SOUTH BEND, Ind. — President Donald Trump’s skepticism of the United States’ intelligence community is causing concern in the nation’s capital.
Politicians on both sides of the aisle panned Trump’s meet up with Vladimir Putin on Monday including Senator Joe Donnelly.
This weekend Sen. Donnelly called on the president to cancel this meeting.
Monday, he expressed his disappointment in the president partly for an exchange he had with reporters during a joint press conference following his talks with the Russian president.
The incumbent Democrat up for reelection in November called the summit a setback.
“When given the chance to stand up for our country and its security interests, President Trump instead emboldened President Putin and disregarded the consensus conclusion of the hard-working and patriotic Americans in the intelligence community, including director of national intelligence and fellow Hoosier Dan Coats,” Sen. Donnelly said in a statement to ABC 57 News.
A reporter asked President Trump if he believed Russia meddled in U.S. elections.
“My people came to me, Dan Coats came to me and some others, they said they think it’s Russia,” said the president. “I have President Putin—he said it’s not Russia. I’ll say this; I don’t see any reason why it would be.”
Former Indiana U.S. Senator and now Director of National Intelligence Dan Coats spoke on that consensus at the Hudson institute on Friday, shortly after the Justice Department indicted 12 Russian intelligence officers for hacking into the DNC and Hillary Clinton’s campaign in 2016.
“What’s serious about the Russians is their intent,” said Coats during his interview at the Hudson Institute. “They have capabilities but it’s their intent to undermine our basic values, undermine democracy, create wedges between our allies and we’ve seen this.”
The president seemed to respond to the criticism from Congress on Twitter.

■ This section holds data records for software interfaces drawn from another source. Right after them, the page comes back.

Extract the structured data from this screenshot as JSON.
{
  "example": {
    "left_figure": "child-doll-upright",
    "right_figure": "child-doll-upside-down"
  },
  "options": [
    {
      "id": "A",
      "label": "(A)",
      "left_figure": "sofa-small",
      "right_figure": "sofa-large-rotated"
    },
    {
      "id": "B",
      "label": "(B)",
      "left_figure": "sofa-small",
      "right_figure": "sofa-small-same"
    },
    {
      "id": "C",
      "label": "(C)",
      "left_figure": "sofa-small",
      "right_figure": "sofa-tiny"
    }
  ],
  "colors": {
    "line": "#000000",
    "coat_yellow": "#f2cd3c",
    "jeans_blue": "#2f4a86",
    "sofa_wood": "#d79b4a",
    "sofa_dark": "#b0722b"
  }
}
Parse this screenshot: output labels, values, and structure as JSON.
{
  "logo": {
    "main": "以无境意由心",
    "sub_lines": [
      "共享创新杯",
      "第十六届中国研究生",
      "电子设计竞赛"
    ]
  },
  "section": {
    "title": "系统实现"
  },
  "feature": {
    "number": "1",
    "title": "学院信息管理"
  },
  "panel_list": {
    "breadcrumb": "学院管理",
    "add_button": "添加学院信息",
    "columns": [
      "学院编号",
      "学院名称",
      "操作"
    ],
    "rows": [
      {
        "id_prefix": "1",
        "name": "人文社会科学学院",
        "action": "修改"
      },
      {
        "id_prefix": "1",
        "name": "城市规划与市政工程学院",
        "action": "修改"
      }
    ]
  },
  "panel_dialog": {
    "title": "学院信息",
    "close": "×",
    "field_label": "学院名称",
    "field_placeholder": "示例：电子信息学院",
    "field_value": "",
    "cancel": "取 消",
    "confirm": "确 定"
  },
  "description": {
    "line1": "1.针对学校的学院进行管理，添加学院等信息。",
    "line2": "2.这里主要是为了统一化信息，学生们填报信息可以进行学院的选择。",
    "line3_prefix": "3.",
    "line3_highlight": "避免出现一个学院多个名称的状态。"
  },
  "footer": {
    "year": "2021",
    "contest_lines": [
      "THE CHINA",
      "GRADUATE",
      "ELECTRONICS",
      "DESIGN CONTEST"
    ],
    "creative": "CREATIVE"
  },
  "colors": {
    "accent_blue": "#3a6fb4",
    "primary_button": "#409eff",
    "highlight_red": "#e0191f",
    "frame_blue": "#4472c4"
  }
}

“As I said today and many times before, “I have great confidence in my intelligence people.” However, I also recognize that in order to build a brighter future, we cannot exclusively focus on the past – as the world’s two largest nuclear powers, we must get along,” he said in a tweet on Monday.